== GIVEN RECORDS ==

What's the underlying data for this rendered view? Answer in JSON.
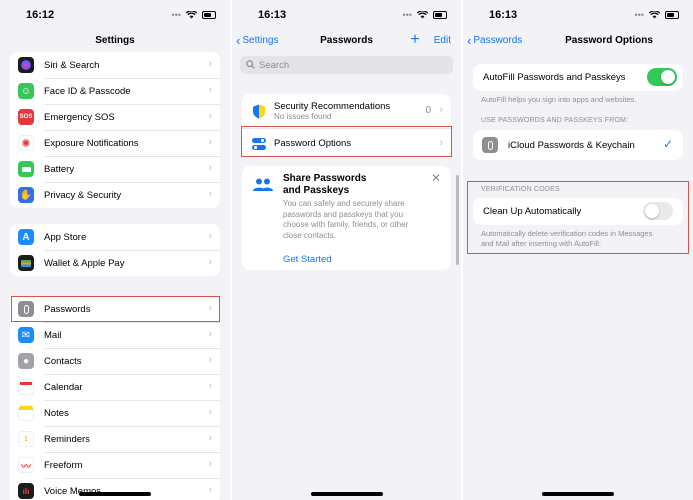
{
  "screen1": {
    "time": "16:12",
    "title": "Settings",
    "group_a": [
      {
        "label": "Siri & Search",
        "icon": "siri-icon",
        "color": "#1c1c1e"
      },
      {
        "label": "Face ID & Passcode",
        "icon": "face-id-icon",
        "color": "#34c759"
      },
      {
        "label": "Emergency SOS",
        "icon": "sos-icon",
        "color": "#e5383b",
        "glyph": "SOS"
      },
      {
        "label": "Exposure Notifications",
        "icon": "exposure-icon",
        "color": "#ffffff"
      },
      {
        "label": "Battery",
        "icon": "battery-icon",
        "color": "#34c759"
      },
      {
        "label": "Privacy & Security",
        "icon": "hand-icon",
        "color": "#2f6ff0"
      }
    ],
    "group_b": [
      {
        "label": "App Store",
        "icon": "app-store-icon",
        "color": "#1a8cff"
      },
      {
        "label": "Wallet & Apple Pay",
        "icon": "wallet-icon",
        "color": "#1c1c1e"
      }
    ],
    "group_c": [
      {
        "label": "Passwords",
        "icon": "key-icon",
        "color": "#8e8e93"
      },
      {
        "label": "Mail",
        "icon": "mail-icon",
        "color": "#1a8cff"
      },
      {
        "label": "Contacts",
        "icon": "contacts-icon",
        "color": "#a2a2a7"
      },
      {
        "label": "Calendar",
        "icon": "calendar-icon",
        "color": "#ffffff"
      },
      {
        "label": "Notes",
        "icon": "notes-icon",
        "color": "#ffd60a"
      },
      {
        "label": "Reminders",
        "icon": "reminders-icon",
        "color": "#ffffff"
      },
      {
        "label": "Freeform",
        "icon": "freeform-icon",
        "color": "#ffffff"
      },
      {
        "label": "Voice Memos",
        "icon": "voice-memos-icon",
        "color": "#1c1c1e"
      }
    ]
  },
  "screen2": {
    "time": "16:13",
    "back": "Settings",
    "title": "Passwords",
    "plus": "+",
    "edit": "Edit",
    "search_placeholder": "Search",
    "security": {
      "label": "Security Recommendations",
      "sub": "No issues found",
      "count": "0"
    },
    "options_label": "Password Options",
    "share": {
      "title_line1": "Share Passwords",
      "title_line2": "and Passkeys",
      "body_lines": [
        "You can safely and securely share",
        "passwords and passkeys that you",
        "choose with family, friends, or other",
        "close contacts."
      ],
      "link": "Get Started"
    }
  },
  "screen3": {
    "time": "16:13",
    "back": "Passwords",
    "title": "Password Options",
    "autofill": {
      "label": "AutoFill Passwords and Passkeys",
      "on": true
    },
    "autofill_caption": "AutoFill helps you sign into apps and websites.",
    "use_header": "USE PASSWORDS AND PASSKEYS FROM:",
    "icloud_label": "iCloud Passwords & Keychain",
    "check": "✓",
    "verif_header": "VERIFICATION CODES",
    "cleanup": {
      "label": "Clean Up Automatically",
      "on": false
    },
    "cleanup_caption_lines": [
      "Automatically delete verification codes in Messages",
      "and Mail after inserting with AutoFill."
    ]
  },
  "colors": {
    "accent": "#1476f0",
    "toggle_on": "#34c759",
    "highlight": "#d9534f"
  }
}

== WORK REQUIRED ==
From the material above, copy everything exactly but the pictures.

== ANSWER SPACE ==
What's the underlying data for this rendered view? Answer in JSON.
{
  "screen1": {
    "time": "16:12",
    "title": "Settings",
    "group_a": [
      {
        "label": "Siri & Search",
        "icon": "siri-icon",
        "color": "#1c1c1e"
      },
      {
        "label": "Face ID & Passcode",
        "icon": "face-id-icon",
        "color": "#34c759"
      },
      {
        "label": "Emergency SOS",
        "icon": "sos-icon",
        "color": "#e5383b",
        "glyph": "SOS"
      },
      {
        "label": "Exposure Notifications",
        "icon": "exposure-icon",
        "color": "#ffffff"
      },
      {
        "label": "Battery",
        "icon": "battery-icon",
        "color": "#34c759"
      },
      {
        "label": "Privacy & Security",
        "icon": "hand-icon",
        "color": "#2f6ff0"
      }
    ],
    "group_b": [
      {
        "label": "App Store",
        "icon": "app-store-icon",
        "color": "#1a8cff"
      },
      {
        "label": "Wallet & Apple Pay",
        "icon": "wallet-icon",
        "color": "#1c1c1e"
      }
    ],
    "group_c": [
      {
        "label": "Passwords",
        "icon": "key-icon",
        "color": "#8e8e93"
      },
      {
        "label": "Mail",
        "icon": "mail-icon",
        "color": "#1a8cff"
      },
      {
        "label": "Contacts",
        "icon": "contacts-icon",
        "color": "#a2a2a7"
      },
      {
        "label": "Calendar",
        "icon": "calendar-icon",
        "color": "#ffffff"
      },
      {
        "label": "Notes",
        "icon": "notes-icon",
        "color": "#ffd60a"
      },
      {
        "label": "Reminders",
        "icon": "reminders-icon",
        "color": "#ffffff"
      },
      {
        "label": "Freeform",
        "icon": "freeform-icon",
        "color": "#ffffff"
      },
      {
        "label": "Voice Memos",
        "icon": "voice-memos-icon",
        "color": "#1c1c1e"
      }
    ]
  },
  "screen2": {
    "time": "16:13",
    "back": "Settings",
    "title": "Passwords",
    "plus": "+",
    "edit": "Edit",
    "search_placeholder": "Search",
    "security": {
      "label": "Security Recommendations",
      "sub": "No issues found",
      "count": "0"
    },
    "options_label": "Password Options",
    "share": {
      "title_line1": "Share Passwords",
      "title_line2": "and Passkeys",
      "body_lines": [
        "You can safely and securely share",
        "passwords and passkeys that you",
        "choose with family, friends, or other",
        "close contacts."
      ],
      "link": "Get Started"
    }
  },
  "screen3": {
    "time": "16:13",
    "back": "Passwords",
    "title": "Password Options",
    "autofill": {
      "label": "AutoFill Passwords and Passkeys",
      "on": true
    },
    "autofill_caption": "AutoFill helps you sign into apps and websites.",
    "use_header": "USE PASSWORDS AND PASSKEYS FROM:",
    "icloud_label": "iCloud Passwords & Keychain",
    "check": "✓",
    "verif_header": "VERIFICATION CODES",
    "cleanup": {
      "label": "Clean Up Automatically",
      "on": false
    },
    "cleanup_caption_lines": [
      "Automatically delete verification codes in Messages",
      "and Mail after inserting with AutoFill."
    ]
  },
  "colors": {
    "accent": "#1476f0",
    "toggle_on": "#34c759",
    "highlight": "#d9534f"
  }
}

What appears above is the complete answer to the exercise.